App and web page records

= = = =

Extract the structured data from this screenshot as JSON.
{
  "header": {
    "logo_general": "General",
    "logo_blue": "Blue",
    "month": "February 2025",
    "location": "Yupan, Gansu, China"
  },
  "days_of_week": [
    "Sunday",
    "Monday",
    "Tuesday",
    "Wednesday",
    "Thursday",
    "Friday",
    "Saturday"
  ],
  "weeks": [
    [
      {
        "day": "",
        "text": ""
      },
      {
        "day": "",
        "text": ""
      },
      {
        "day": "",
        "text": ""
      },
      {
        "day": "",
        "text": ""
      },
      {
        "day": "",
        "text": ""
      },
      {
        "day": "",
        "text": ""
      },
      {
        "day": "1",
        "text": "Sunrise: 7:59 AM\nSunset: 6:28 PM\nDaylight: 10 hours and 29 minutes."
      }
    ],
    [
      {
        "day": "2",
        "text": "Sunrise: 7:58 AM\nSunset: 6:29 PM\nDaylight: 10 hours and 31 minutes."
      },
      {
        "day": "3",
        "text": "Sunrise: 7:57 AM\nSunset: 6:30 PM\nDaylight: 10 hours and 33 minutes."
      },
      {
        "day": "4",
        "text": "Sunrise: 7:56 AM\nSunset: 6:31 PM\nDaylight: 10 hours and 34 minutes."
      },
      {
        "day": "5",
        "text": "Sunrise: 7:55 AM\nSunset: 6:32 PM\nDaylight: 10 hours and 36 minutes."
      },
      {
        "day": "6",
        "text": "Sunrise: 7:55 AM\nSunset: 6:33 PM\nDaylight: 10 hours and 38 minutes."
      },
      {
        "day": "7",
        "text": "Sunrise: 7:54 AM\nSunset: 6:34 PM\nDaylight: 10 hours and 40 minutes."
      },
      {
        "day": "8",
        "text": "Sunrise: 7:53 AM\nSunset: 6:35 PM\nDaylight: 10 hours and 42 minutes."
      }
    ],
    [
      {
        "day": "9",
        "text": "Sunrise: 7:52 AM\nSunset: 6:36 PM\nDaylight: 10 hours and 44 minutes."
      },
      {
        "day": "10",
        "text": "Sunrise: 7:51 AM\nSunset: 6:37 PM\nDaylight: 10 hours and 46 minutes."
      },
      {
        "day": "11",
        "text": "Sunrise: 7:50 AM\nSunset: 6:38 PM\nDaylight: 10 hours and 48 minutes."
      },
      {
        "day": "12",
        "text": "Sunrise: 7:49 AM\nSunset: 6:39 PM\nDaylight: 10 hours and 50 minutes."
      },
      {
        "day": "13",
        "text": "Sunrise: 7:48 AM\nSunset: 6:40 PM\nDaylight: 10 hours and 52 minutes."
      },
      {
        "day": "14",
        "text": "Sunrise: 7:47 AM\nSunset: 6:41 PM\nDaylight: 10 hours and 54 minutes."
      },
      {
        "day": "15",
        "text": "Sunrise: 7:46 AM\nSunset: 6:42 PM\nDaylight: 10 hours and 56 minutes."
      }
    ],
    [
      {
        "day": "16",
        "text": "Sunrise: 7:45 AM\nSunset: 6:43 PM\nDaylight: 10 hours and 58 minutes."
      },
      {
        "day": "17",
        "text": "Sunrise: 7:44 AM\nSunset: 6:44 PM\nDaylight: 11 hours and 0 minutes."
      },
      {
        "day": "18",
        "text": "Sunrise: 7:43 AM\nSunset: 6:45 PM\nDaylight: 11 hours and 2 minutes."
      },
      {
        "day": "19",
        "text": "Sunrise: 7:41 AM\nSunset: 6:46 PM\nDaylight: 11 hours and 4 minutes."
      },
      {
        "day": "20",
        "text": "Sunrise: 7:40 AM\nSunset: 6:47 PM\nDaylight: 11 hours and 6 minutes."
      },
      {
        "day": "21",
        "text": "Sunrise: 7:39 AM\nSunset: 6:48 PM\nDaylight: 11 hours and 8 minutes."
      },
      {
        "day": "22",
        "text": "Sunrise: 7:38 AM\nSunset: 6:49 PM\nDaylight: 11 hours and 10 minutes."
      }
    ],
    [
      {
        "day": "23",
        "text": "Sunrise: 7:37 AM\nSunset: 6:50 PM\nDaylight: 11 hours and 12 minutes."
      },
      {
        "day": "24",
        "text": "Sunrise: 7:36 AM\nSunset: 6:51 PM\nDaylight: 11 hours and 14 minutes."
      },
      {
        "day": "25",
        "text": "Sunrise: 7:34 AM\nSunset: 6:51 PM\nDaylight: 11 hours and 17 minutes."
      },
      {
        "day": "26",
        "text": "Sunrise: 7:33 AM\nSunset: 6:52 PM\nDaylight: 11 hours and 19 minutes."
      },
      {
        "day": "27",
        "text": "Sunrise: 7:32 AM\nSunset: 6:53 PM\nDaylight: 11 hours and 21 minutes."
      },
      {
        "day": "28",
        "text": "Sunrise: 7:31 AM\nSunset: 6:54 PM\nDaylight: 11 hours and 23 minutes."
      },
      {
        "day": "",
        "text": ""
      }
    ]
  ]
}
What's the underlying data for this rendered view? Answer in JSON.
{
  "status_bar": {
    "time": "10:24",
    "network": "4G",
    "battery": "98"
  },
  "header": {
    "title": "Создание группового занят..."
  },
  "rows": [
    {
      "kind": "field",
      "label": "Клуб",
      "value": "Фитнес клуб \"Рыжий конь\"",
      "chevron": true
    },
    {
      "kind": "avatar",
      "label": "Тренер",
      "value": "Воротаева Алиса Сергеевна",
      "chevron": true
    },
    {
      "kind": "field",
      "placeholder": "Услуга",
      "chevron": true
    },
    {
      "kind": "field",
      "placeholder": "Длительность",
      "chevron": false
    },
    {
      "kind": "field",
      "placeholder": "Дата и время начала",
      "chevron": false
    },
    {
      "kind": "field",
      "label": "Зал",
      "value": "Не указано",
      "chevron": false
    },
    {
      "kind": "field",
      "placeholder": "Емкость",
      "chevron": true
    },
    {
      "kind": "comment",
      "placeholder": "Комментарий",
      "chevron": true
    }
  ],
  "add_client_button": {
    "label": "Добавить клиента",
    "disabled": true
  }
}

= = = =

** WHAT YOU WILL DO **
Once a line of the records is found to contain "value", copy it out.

** ANSWER TO THIS EXERCISE **
      "value": "Фитнес клуб \"Рыжий конь\"",
      "value": "Воротаева Алиса Сергеевна",
      "value": "Не указано",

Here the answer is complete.